Dr. Monwell said the implementation of the scheme should be done in consultation with the college administration.
“You don’t tell us how much to be paid. We will come up with a format and tell you because we have professors, assistant professors. And we do have people working on a semester basis, so to determine their pay from up there will not be good, so we were thinking about having a dialogue,” he said.
The policy was introduced by the government and is expected to affect 9,000 civil servants.
Meanwhile, Dr. Monwell said for the past three months the college has not received support for its operations.
“One of the hurdles that most of the community colleges encounter in this place is how you do your operations. For the past two to three months, most of the community colleges have not been able to benefit from the goods and services,” he said.
“So, we hope that the goods and services will come because in the absent of the goods and services, how do we I buy my chalk, how do I buy stationery even as school is about to open. So, this is one of the areas that we really been thinking that the government should give priority.”
Also commenting on the budget, Dr. Monwell said the allotment for the college in the 2019/2020 does not commensurate with the college operational needs.

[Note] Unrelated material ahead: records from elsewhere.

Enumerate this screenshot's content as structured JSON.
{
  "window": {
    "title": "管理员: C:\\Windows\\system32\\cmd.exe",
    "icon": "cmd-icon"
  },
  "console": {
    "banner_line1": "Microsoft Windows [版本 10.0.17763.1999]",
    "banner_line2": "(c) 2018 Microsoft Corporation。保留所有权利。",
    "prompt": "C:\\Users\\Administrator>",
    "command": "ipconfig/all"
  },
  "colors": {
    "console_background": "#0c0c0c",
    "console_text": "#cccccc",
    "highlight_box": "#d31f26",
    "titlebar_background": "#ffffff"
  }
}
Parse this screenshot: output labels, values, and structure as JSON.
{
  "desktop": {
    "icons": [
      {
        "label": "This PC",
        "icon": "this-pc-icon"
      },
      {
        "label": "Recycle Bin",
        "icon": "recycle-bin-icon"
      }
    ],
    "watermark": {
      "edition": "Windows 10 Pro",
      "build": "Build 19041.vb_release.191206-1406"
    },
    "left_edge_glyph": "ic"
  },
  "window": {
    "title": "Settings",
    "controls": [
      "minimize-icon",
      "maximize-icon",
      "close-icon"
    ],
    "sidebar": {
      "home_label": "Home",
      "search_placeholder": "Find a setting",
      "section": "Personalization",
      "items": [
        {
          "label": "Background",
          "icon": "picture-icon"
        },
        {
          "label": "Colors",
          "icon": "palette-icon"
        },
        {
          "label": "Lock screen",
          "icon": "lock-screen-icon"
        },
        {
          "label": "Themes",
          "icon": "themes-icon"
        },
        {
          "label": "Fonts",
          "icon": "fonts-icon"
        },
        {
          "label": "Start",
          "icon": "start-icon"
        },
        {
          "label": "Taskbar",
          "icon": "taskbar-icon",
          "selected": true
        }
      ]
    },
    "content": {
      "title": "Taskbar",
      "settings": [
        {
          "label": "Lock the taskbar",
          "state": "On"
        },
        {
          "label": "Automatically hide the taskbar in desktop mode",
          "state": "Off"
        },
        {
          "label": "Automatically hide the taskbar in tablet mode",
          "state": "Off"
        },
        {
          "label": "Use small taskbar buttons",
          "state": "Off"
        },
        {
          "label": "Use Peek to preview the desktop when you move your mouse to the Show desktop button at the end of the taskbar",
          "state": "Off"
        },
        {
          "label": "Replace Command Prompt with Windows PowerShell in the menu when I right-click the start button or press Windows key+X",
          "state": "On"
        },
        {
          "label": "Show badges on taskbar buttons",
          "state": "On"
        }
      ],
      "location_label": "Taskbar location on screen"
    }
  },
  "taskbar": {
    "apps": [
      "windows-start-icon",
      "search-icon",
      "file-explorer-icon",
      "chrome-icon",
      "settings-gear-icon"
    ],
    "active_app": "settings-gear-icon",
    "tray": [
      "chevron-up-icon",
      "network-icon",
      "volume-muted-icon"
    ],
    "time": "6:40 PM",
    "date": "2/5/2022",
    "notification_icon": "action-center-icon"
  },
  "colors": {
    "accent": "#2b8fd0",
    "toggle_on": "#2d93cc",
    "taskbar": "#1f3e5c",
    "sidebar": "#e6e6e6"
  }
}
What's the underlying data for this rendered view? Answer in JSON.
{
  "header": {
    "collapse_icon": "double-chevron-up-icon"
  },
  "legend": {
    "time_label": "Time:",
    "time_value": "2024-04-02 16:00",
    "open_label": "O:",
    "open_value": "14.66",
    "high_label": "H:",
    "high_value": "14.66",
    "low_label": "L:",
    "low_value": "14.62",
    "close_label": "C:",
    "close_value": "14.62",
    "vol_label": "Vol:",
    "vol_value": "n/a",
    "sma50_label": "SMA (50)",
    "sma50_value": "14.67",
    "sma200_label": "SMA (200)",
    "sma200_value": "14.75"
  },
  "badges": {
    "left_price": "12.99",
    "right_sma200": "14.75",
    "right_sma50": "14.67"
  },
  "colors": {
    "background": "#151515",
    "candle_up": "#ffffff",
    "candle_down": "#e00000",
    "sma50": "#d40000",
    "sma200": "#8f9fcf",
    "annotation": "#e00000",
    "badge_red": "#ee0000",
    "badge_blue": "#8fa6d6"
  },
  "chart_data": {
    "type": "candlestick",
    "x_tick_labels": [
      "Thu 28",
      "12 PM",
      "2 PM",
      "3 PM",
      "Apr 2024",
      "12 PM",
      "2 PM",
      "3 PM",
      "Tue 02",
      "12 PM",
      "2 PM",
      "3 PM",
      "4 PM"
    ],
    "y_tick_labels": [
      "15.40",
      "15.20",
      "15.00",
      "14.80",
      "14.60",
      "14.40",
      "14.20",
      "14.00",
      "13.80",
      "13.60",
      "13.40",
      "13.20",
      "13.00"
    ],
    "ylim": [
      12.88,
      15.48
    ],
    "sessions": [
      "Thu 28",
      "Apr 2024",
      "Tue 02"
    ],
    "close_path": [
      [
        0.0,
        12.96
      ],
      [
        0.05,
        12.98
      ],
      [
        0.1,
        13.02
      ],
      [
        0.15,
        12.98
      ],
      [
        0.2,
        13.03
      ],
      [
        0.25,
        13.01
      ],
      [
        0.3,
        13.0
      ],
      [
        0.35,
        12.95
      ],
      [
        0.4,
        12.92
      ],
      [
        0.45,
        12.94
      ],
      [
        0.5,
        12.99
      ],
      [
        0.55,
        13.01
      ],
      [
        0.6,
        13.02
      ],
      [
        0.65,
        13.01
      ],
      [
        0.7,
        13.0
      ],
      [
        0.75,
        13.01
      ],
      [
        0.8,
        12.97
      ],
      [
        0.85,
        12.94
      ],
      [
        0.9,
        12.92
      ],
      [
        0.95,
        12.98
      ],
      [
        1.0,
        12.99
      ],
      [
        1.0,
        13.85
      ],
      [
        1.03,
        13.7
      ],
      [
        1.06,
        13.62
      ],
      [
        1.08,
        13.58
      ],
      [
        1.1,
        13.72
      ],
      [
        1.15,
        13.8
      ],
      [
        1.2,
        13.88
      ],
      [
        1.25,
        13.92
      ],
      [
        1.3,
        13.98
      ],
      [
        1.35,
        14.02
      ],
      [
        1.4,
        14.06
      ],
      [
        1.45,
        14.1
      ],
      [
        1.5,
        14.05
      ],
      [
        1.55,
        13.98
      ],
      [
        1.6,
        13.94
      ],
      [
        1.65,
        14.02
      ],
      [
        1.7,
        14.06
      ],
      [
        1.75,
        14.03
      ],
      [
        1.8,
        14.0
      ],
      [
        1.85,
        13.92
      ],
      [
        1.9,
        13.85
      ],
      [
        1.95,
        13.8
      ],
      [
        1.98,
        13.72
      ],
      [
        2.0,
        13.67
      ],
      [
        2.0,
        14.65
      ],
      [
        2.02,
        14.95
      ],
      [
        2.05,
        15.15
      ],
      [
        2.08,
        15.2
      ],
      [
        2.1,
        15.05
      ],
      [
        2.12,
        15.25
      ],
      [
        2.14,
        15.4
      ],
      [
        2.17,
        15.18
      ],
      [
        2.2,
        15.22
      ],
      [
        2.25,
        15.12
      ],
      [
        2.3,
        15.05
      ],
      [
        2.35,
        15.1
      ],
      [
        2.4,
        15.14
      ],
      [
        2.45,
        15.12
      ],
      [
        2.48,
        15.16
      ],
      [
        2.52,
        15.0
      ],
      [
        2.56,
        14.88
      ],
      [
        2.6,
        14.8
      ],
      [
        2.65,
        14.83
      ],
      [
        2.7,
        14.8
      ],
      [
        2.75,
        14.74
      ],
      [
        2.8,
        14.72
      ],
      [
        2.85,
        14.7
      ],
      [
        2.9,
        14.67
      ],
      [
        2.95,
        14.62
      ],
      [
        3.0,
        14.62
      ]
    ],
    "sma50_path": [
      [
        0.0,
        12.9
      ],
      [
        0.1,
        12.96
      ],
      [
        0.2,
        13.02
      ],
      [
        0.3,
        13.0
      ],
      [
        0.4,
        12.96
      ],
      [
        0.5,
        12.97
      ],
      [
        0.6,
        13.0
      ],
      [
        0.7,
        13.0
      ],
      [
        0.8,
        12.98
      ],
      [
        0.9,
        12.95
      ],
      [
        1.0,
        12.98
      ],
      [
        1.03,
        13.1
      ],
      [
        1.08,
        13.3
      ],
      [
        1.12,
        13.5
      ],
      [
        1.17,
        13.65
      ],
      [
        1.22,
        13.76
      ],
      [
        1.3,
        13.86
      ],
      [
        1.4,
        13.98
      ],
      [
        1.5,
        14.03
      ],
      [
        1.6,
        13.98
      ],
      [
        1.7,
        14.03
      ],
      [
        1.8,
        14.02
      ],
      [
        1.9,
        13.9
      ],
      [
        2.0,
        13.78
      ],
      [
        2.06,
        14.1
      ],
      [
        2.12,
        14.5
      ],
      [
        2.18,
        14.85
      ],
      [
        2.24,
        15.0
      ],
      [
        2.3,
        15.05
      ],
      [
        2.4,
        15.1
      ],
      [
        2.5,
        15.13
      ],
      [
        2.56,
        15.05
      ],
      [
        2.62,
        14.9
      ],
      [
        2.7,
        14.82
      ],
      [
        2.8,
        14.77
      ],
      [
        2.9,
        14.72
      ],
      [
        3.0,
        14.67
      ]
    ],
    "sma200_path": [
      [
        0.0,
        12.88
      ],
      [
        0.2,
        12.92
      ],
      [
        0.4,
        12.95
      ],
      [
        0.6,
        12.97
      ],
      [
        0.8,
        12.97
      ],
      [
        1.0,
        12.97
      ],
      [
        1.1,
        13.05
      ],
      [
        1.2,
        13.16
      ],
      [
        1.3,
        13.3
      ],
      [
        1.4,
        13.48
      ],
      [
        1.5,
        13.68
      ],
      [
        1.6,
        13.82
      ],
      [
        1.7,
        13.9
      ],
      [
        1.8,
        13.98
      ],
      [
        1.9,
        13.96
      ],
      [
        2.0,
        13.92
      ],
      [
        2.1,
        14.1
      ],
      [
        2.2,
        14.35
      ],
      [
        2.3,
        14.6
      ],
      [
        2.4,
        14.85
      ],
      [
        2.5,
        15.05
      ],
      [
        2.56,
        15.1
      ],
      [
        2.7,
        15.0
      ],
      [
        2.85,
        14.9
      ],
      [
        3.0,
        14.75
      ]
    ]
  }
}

He called for “reasonable” increment in the college to commensurate with the learning activities of the over 1,000 students.
“I hope that the county officials and the budget people will hear and that they will speak to that. It needs to be increased to a help the almost 2,000 students on campus,” he said.